Ullswater has managed to avoid over commercialisation, despite being the second largest lake in the Lake District. It is approximately eight to nine miles long, three quarters of a mile wide and roughly sixty metres deep. This lake is a narrow “ribbon lake”, which means it was formed after the last ice age. The lake is formed after a glacier scooped out the valley floor and the deepened part filled with the melted ice.
Ullswater has three separate segments, this is because the surrounding mountains give it the shape of an elongated “Z”. This stretches from Pooley Bridge in the north, past Howtown to the settlement of Martindale, through to the scenic waterfall of Aira Force and then down to Glenridding, which is at the foot of Helvellyn.

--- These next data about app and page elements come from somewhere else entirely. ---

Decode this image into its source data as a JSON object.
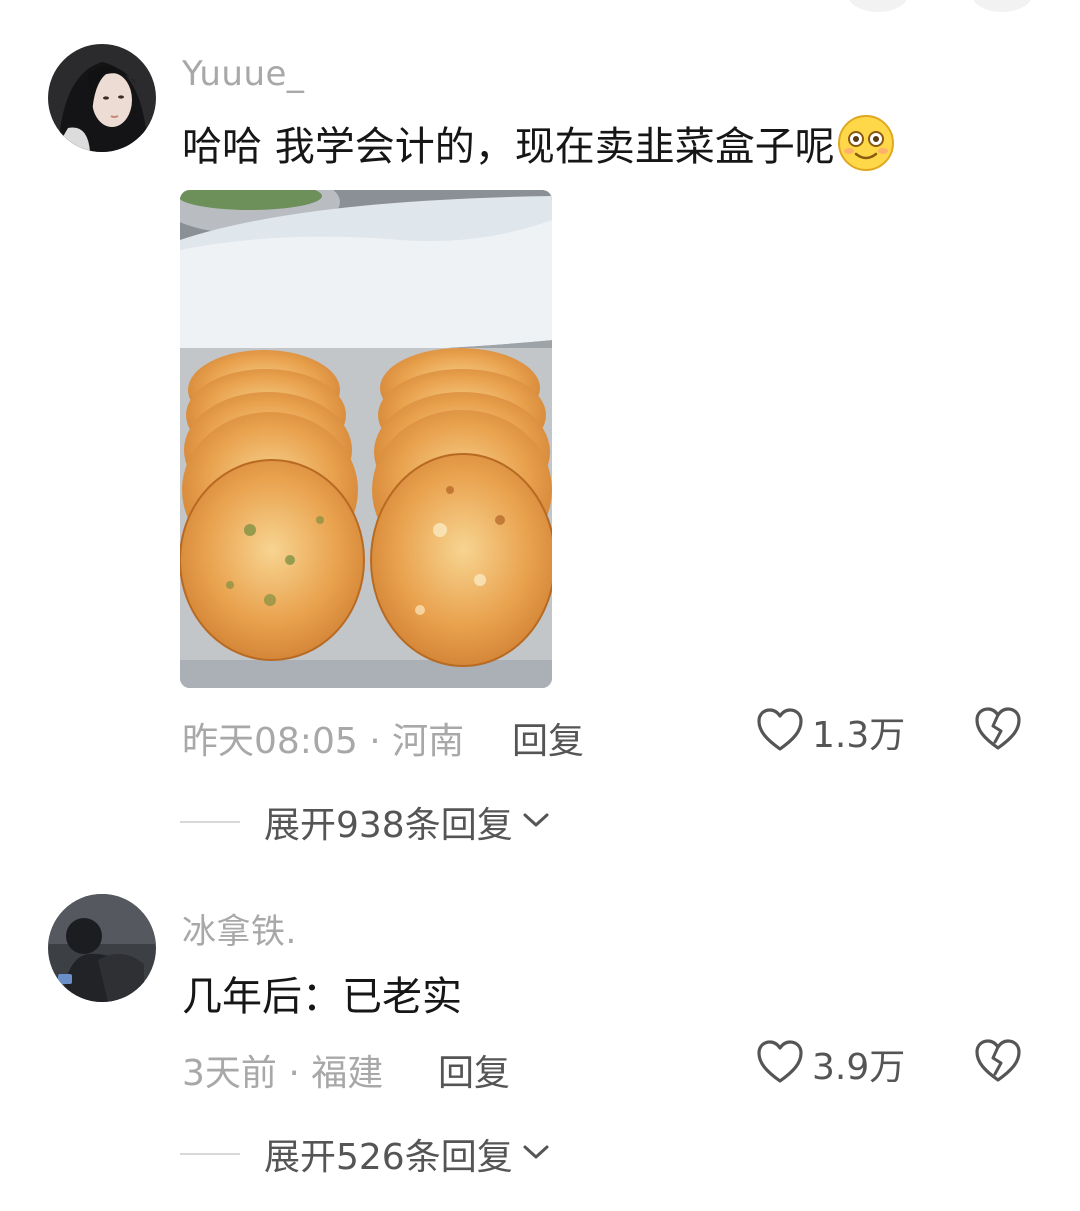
{
  "comments": [
    {
      "username": "Yuuue_",
      "text": "哈哈 我学会计的，现在卖韭菜盒子呢",
      "emoji_icon": "smiling-face-emoji",
      "has_image": true,
      "meta": "昨天08:05 · 河南",
      "reply_label": "回复",
      "like_count": "1.3万",
      "expand_label": "展开938条回复"
    },
    {
      "username": "冰拿铁.",
      "text": "几年后：已老实",
      "meta": "3天前 · 福建",
      "reply_label": "回复",
      "like_count": "3.9万",
      "expand_label": "展开526条回复"
    }
  ],
  "icons": {
    "like": "heart-outline-icon",
    "dislike": "broken-heart-icon",
    "expand": "chevron-down-icon"
  },
  "colors": {
    "username": "#a8a8a8",
    "text": "#161616",
    "action": "#555555"
  }
}
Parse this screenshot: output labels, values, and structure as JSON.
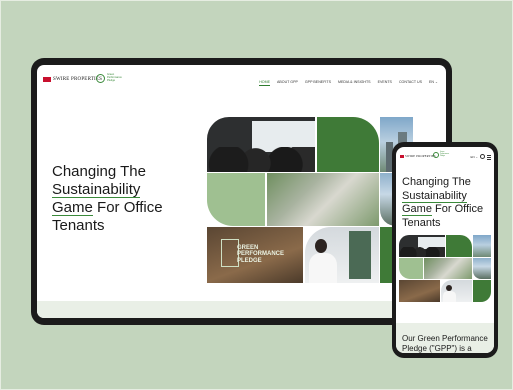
{
  "brand": {
    "company": "SWIRE PROPERTIES",
    "program_lines": [
      "Green",
      "Performance",
      "Pledge"
    ],
    "accent": "#3a8a3a",
    "logo_red": "#c8102e"
  },
  "nav": {
    "items": [
      "HOME",
      "ABOUT GPP",
      "GPP BENEFITS",
      "MEDIA & INSIGHTS",
      "EVENTS",
      "CONTACT US",
      "EN ⌄"
    ],
    "active_index": 0
  },
  "hero": {
    "line1": "Changing The",
    "line2": "Sustainability",
    "line3a": "Game",
    "line3b": " For Office",
    "line4": "Tenants",
    "pledge_art": [
      "GREEN",
      "PERFORMANCE",
      "PLEDGE"
    ]
  },
  "phone": {
    "lang": "EN ⌄",
    "headline1": "Changing The",
    "headline2": "Sustainability",
    "headline3a": "Game",
    "headline3b": " For Office",
    "headline4": "Tenants",
    "body": "Our Green Performance Pledge (\"GPP\") is a"
  }
}
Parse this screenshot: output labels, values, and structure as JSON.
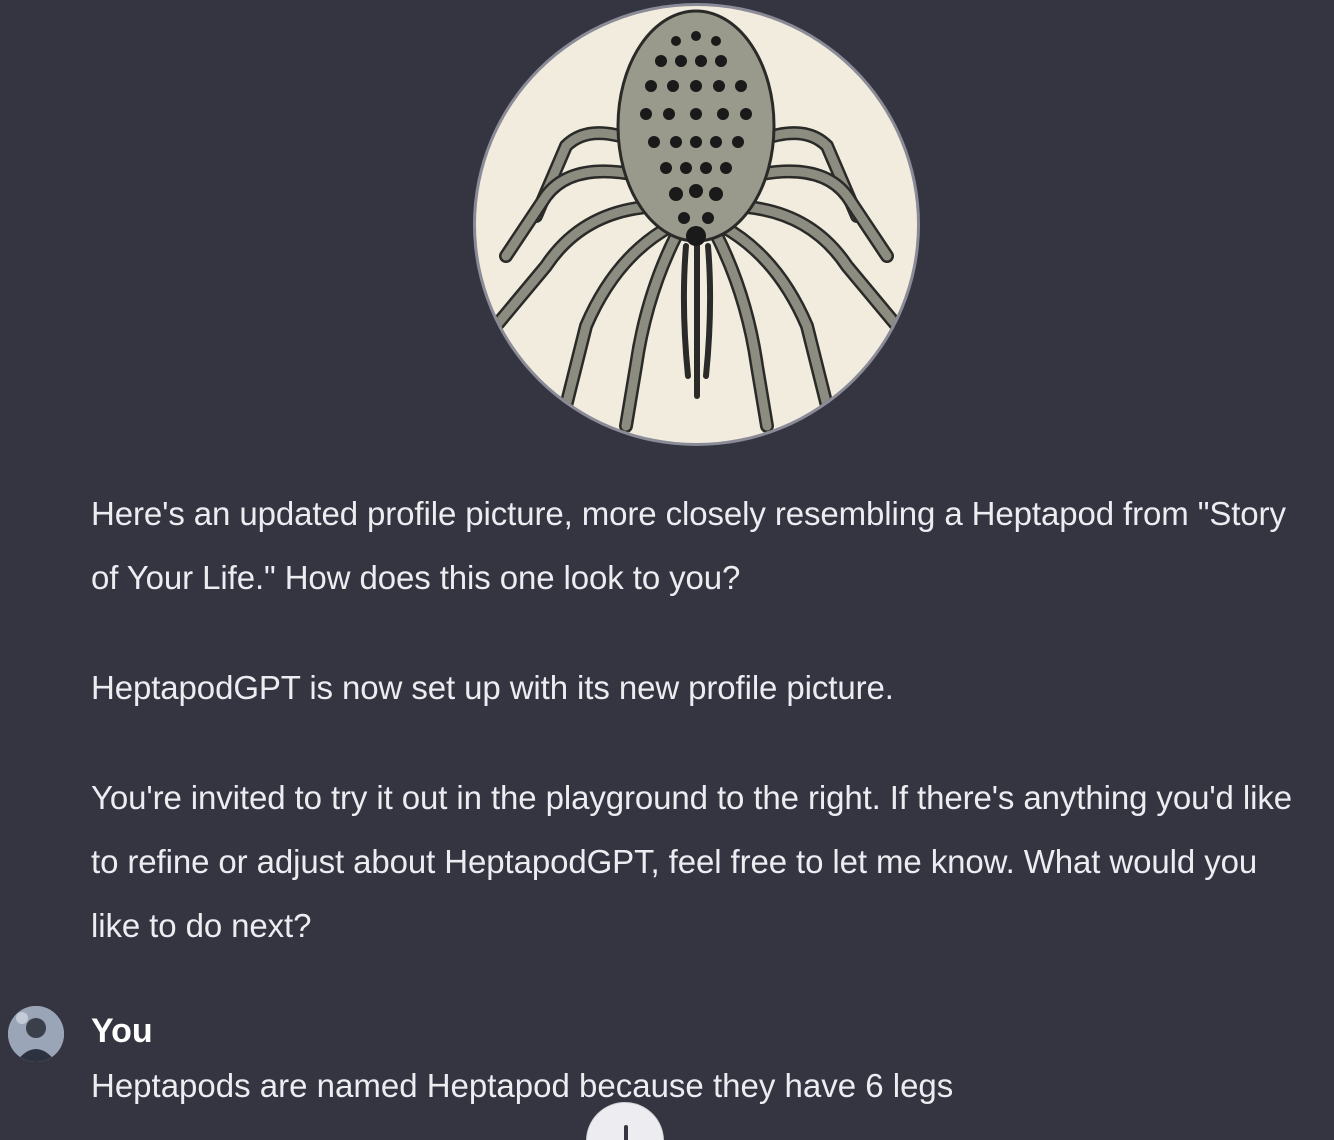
{
  "assistant": {
    "image_alt": "HeptapodGPT profile picture",
    "paragraphs": [
      "Here's an updated profile picture, more closely resembling a Heptapod from \"Story of Your Life.\" How does this one look to you?",
      "HeptapodGPT is now set up with its new profile picture.",
      "You're invited to try it out in the playground to the right. If there's anything you'd like to refine or adjust about HeptapodGPT, feel free to let me know. What would you like to do next?"
    ]
  },
  "user": {
    "name": "You",
    "message": "Heptapods are named Heptapod because they have 6 legs"
  },
  "icons": {
    "scroll_down": "arrow-down-icon",
    "avatar": "user-avatar"
  },
  "colors": {
    "background": "#343541",
    "text": "#ececf1",
    "image_bg": "#f2ecdf"
  }
}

Ullswater is not only popular for motorboats, rowing, diving or as a sailing location, it still has four steamers operating on the lake. These steamers, which have a long and historical background to them, offer trips around the lake and stop at Pooley Bridge, Glenridding and Howtown. Hikers often get one of these Ullswater steamers from Glenridding to Howtown and then return on foot back to Glenridding along the lakeshore. Glenridding is also a popular starting point to ascend Helvellyn.